Seen from this perspective, however, the terms under which Argentina’s democracy is being forged are not easily understood. As much as the immediate conjunctural crisis of the debt and military failure in reshaping Argentina’s political economy are longer-term, deeper resolutions to the fallout
The Second World War and its aftermath ushered in a wave of populist victories across Latin America, bringing new social alliances to power. Prior to the 1943 coup d’état which brought Perón to the labour secretariat and later to the vicepresidency, the Argentine political economy wallowed within an old agro-export system and traditional elite rule based on electoral fraud and corruption. The Second World War, urbanization and swelling ranks of industrial workers threw into crisis the old nostrums of export-oriented growth, close ties with Britain, conservative election rigging and the exclusion of labour. By the early 1940s, a new order was emerging: industrialization based on production for the internal market, and clamour among middle and working classes for representation within the state.
One pillar of the Peronist alliance was labour incorporation. Hitherto, unions lacked juridical bases for collective representation and bargaining, or political participation. As Perón sought allies to buttress a wobbly military government, trade unionists offered support in return for strategic concessions. By October 1945, Perón established pension schemes, housing programmes, and most importantly, an obligatory system of collective bargaining and full trade-union rights. This last concession led the military junta to gaol its vicepresident, an act which provoked massive labour demonstrations, culminating in the take-over of Buenos Aires and other cities by workers on 17 October 1945. Fearing social revolution, the military released Perón, and promised elections in early 1946. Unionists, having flexed their muscles, created their own Labour Party in late October, which served as the fulcrum of a coalition which narrowly won at the polls in February 1946. To preserve labour loyalty, Perón offered massive welfare schemes and bargaining rights.
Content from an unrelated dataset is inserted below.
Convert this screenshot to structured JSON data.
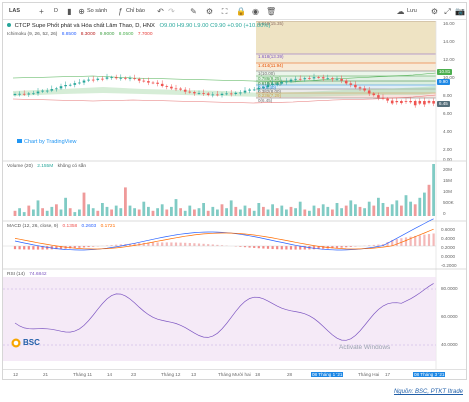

Trade-union membership soared from 520,000 to 2.3 million between 1946 and 1951.footnote1
In due course, Perón used the mechanisms of industrial relations provided under the October 1945 decree which had led to his arrest, to tighten slowly his grip over the unions.footnote2